======== Entries shown ========
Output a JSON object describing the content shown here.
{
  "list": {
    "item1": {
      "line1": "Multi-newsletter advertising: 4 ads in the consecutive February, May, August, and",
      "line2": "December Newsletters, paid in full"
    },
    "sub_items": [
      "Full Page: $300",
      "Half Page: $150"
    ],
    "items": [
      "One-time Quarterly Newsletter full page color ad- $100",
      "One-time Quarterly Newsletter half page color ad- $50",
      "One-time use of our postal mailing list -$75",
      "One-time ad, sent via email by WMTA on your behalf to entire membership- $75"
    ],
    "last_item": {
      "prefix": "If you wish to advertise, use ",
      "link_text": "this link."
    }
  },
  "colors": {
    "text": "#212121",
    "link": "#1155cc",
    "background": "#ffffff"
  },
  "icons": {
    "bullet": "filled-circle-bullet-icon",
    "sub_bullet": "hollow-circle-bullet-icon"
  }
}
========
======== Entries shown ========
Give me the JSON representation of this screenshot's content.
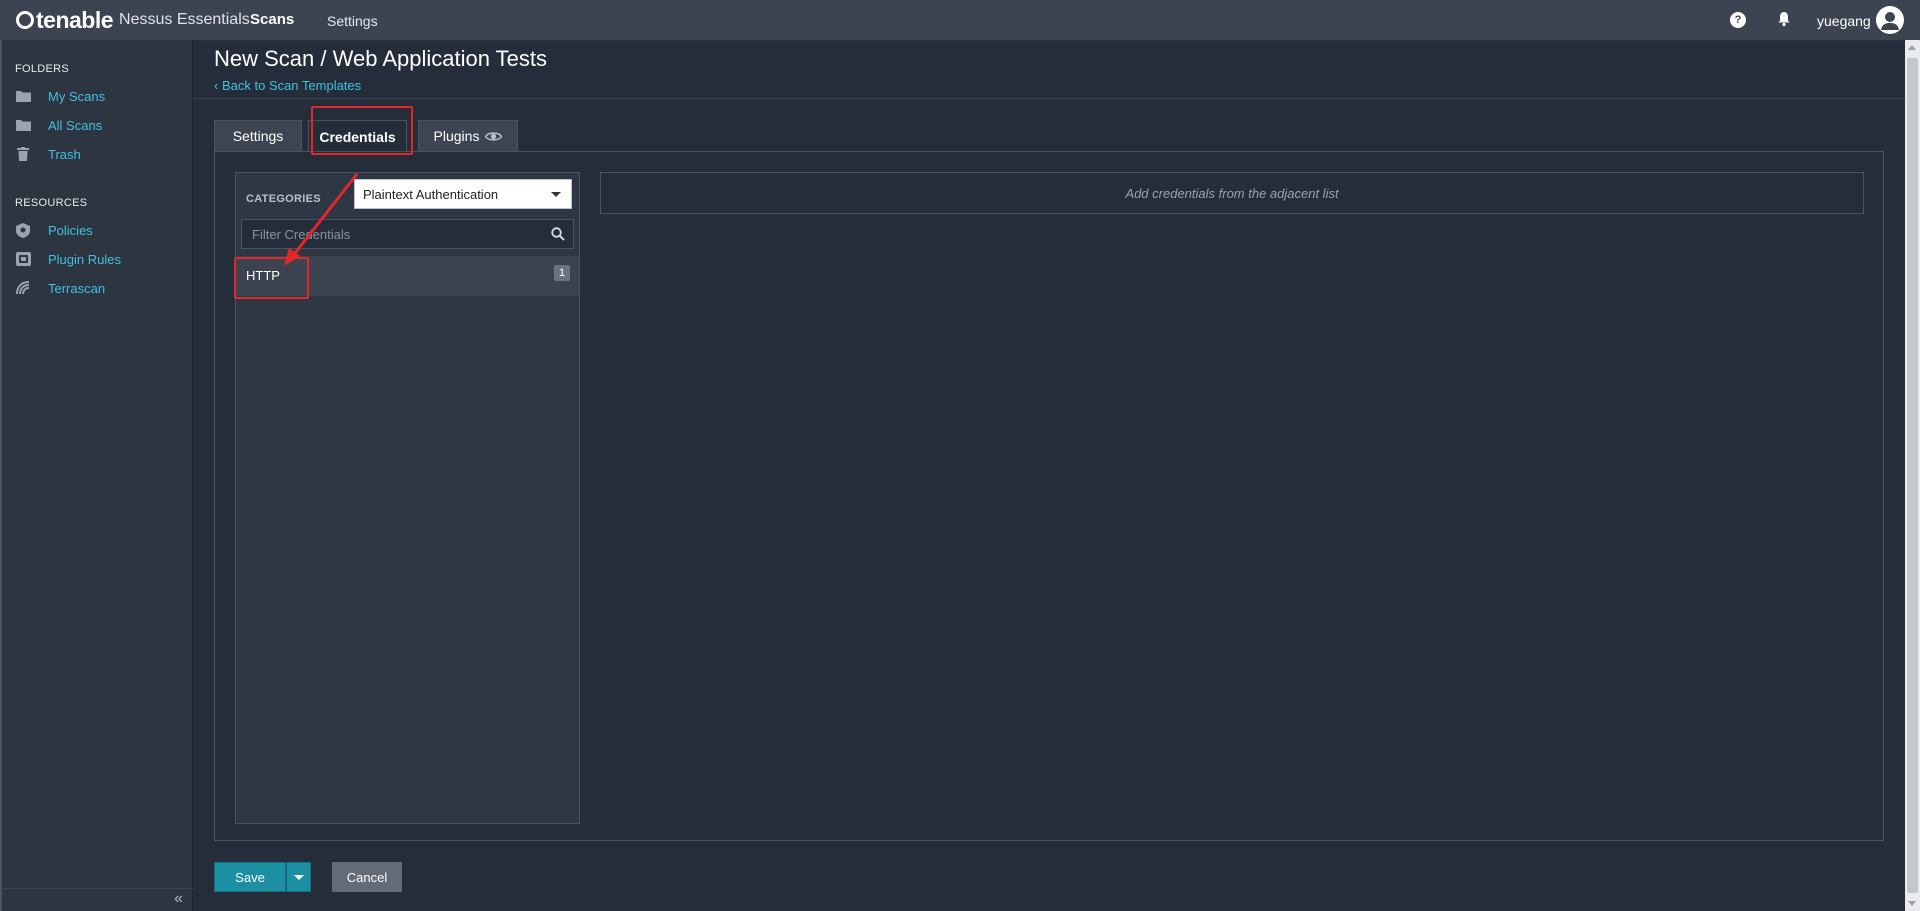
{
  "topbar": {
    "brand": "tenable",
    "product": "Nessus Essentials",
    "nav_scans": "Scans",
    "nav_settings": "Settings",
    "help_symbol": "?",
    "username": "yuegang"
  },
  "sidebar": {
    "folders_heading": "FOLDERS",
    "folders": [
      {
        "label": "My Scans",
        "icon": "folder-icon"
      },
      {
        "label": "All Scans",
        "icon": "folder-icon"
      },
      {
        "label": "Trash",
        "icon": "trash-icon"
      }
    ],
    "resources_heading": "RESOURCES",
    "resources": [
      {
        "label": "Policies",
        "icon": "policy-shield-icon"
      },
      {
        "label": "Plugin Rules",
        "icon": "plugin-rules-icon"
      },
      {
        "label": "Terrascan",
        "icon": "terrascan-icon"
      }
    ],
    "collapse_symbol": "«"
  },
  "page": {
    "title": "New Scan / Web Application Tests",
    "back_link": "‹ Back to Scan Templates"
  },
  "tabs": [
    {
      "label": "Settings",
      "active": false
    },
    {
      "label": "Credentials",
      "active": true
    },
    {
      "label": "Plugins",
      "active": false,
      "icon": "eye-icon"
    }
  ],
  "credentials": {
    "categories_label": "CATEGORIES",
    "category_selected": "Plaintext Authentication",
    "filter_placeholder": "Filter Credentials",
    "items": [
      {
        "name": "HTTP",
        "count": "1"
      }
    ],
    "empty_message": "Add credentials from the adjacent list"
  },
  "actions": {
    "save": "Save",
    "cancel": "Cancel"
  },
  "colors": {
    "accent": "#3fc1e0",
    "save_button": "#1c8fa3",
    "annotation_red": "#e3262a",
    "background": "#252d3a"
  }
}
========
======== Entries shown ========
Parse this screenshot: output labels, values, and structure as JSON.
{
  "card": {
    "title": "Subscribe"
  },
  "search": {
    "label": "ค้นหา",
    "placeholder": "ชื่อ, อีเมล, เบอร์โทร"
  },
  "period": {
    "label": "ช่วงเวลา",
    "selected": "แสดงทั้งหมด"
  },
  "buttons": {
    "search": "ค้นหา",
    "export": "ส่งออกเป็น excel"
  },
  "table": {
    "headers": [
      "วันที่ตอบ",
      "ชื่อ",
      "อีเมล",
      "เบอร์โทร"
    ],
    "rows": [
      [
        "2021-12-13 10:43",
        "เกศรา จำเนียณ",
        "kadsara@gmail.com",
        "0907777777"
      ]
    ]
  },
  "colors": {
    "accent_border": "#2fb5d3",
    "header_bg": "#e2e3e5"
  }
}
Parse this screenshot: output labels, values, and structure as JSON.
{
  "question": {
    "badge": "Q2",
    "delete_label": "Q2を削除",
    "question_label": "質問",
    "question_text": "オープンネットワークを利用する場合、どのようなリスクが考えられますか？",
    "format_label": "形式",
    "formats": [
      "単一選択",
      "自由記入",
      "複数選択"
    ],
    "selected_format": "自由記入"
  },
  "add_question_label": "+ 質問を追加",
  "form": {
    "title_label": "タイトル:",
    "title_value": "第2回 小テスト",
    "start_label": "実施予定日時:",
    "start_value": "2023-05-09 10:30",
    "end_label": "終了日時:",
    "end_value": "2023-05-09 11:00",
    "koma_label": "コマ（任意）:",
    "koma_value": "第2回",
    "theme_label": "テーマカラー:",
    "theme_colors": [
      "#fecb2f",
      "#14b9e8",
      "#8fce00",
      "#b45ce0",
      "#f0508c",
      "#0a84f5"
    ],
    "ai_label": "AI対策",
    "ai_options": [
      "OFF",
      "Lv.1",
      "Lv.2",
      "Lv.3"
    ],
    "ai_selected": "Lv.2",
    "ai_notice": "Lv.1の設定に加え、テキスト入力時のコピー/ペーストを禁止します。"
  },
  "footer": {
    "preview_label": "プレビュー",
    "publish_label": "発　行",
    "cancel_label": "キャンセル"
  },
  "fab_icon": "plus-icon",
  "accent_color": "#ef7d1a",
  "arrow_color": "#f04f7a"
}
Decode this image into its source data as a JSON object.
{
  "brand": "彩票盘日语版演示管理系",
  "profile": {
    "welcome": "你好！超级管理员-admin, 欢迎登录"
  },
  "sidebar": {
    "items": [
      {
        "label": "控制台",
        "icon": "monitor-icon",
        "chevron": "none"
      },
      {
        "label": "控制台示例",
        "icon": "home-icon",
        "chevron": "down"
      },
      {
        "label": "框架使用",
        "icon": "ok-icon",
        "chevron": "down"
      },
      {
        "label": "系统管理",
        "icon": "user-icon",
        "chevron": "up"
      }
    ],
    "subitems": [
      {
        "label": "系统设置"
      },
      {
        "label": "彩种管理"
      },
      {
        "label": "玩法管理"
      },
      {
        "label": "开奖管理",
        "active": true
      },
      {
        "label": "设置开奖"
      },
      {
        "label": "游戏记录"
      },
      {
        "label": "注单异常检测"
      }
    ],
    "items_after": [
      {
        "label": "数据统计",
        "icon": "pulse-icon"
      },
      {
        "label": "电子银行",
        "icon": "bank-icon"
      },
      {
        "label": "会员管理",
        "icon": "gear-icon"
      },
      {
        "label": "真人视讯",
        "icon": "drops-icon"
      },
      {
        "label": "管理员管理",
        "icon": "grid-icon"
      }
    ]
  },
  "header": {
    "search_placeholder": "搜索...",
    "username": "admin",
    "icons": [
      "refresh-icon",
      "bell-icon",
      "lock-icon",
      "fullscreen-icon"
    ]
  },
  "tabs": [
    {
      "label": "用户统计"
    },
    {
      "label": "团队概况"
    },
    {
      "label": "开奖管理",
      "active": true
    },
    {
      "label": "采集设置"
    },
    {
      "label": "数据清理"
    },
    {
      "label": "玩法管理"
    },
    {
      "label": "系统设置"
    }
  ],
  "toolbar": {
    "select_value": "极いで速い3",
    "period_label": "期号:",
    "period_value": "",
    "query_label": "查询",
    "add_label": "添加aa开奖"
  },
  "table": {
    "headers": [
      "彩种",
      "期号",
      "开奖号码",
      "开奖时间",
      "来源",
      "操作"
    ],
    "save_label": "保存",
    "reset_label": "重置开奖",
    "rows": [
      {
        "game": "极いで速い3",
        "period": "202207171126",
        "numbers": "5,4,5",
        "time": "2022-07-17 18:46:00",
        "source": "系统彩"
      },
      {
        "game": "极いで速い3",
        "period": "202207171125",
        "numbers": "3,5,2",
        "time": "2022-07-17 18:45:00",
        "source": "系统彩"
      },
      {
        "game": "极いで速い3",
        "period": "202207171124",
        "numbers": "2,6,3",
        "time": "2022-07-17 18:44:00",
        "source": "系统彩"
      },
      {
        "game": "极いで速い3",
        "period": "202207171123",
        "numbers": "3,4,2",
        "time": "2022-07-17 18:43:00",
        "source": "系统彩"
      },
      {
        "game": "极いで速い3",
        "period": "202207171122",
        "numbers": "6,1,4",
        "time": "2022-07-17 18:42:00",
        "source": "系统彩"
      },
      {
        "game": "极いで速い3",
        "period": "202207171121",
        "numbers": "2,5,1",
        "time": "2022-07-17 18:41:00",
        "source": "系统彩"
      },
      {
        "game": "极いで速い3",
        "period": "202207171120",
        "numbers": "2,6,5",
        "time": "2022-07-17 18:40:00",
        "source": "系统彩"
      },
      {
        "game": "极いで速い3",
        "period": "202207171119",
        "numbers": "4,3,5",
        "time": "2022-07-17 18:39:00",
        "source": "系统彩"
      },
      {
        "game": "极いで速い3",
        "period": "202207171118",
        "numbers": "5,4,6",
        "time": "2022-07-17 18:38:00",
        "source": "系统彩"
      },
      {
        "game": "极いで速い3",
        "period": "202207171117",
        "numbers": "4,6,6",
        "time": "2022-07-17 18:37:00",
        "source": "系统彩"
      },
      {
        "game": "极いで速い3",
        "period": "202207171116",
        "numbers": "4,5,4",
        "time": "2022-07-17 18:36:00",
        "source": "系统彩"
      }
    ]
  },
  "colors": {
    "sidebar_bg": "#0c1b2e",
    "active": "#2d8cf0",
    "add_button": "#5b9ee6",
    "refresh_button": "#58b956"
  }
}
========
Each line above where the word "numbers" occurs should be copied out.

        "numbers": "5,4,5",
        "numbers": "3,5,2",
        "numbers": "2,6,3",
        "numbers": "3,4,2",
        "numbers": "6,1,4",
        "numbers": "2,5,1",
        "numbers": "2,6,5",
        "numbers": "4,3,5",
        "numbers": "5,4,6",
        "numbers": "4,6,6",
        "numbers": "4,5,4",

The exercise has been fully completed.